(Exercise aim)
Could you retype the records word for word but without any pictures?

Records excerpted from a collection:

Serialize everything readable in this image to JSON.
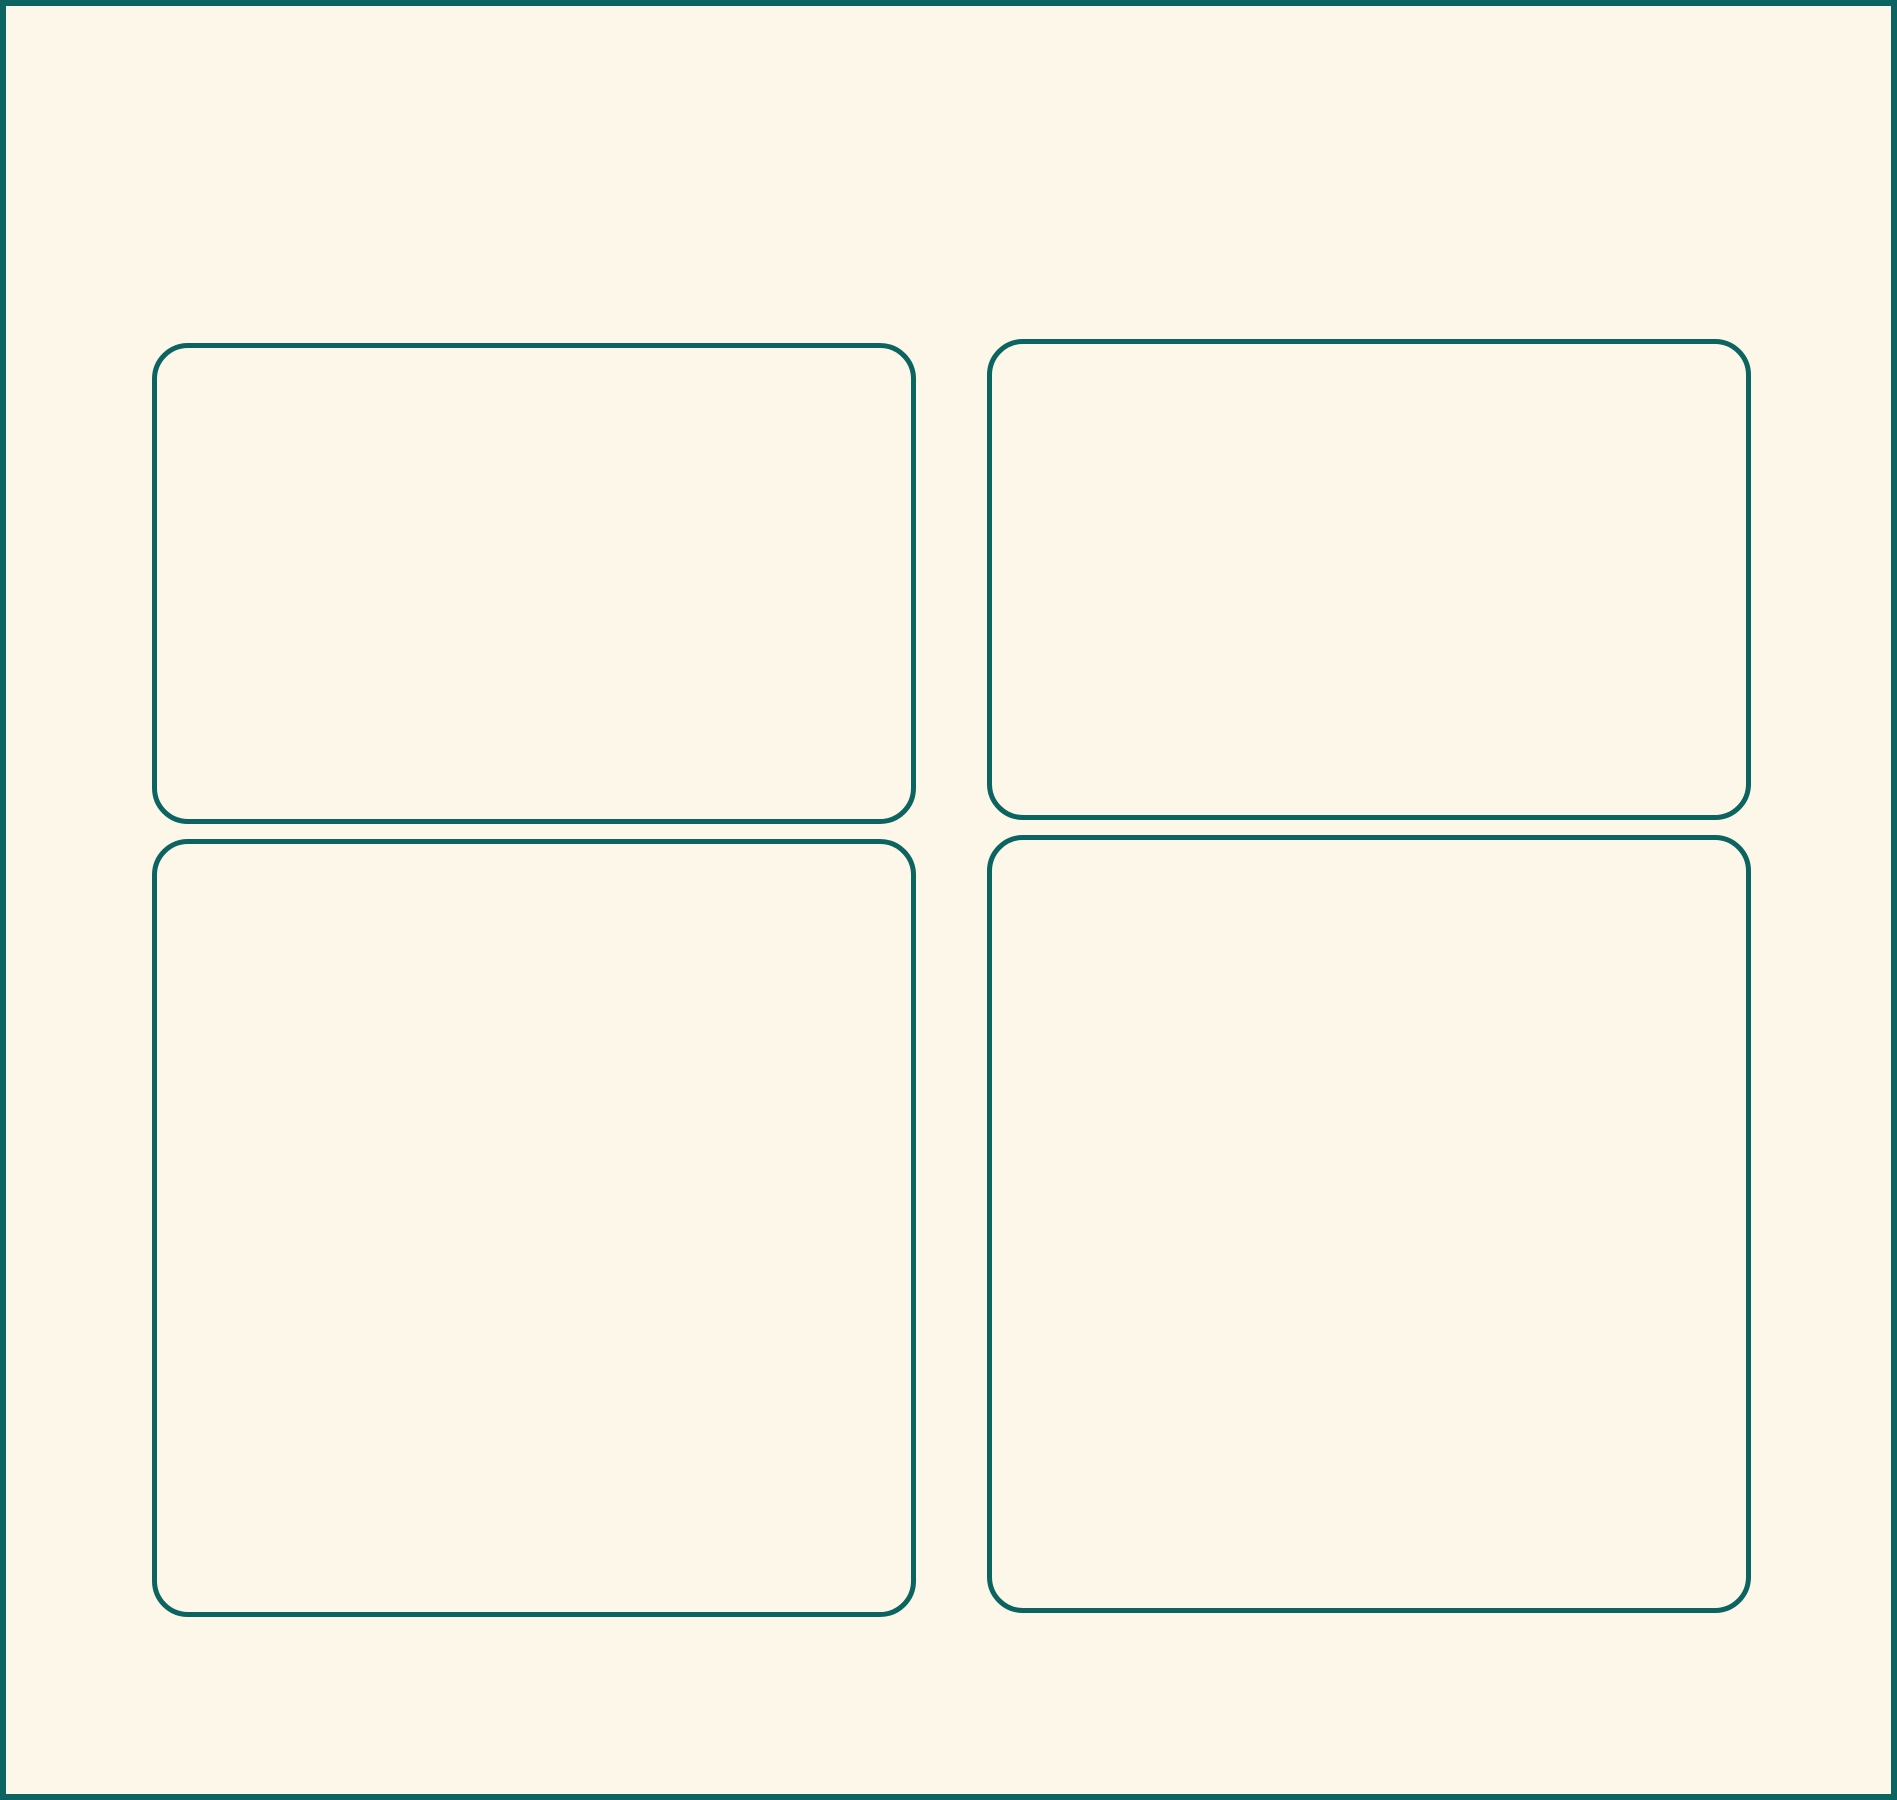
{
  "colors": {
    "background": "#fcf7e9",
    "outline": "#0b6460"
  },
  "panels": [
    {
      "id": "top-left"
    },
    {
      "id": "top-right"
    },
    {
      "id": "bottom-left"
    },
    {
      "id": "bottom-right"
    }
  ]
}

(Answer space)
Serialize everything readable in this image to JSON.
{
  "colors": {
    "background": "#fcf7e9",
    "outline": "#0b6460"
  },
  "panels": [
    {
      "id": "top-left"
    },
    {
      "id": "top-right"
    },
    {
      "id": "bottom-left"
    },
    {
      "id": "bottom-right"
    }
  ]
}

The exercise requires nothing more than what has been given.